BEGIN RECORDS SUPPLIED

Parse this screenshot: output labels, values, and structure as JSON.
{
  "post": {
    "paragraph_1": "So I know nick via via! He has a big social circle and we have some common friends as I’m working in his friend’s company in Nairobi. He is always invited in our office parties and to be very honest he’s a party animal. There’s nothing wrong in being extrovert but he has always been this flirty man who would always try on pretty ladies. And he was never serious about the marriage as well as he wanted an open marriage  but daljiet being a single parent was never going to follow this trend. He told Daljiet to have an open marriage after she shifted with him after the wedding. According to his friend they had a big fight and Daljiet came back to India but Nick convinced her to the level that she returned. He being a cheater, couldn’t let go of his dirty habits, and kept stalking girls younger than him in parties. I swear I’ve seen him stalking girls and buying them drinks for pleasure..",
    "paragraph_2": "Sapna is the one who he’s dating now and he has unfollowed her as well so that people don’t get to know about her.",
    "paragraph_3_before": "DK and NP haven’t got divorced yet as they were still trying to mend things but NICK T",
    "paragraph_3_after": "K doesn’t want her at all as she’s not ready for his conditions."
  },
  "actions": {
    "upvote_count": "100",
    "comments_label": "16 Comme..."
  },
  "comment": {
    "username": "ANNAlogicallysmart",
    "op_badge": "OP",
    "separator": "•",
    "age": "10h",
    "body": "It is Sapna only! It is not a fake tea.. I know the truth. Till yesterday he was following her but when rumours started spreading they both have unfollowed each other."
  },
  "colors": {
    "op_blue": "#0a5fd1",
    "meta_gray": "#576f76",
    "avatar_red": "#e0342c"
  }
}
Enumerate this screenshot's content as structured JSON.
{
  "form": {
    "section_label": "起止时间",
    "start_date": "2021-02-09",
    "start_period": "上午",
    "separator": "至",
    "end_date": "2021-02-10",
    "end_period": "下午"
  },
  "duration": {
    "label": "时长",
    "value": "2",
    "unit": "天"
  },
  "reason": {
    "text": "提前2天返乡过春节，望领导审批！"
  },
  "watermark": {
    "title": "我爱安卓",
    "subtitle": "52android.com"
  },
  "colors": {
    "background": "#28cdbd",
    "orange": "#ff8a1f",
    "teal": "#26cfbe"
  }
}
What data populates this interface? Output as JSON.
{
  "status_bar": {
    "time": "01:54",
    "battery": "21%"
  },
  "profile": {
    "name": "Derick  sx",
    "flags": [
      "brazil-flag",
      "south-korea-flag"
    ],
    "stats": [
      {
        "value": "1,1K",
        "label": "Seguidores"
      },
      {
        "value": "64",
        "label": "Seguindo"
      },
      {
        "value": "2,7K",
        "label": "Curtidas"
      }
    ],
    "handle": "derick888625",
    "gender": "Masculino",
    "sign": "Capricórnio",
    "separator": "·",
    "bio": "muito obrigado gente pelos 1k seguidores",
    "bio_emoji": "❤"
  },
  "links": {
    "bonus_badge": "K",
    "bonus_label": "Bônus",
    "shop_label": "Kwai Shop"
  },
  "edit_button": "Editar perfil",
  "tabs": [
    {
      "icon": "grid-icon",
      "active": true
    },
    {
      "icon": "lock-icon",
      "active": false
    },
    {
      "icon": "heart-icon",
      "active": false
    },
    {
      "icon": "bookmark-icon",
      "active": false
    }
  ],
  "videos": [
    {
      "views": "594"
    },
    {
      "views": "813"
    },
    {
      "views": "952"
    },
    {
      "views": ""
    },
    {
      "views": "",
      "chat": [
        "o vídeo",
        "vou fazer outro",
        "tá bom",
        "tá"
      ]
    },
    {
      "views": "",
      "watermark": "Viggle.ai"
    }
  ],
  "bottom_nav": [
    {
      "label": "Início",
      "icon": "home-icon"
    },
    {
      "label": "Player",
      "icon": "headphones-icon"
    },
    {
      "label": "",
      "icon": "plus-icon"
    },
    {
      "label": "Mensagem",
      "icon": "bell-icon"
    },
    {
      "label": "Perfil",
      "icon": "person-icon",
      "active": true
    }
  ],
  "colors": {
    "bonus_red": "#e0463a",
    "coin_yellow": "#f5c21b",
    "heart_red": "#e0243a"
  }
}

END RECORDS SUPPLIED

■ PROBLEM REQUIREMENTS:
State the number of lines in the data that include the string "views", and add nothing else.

■ EXPECTED ANSWER:
6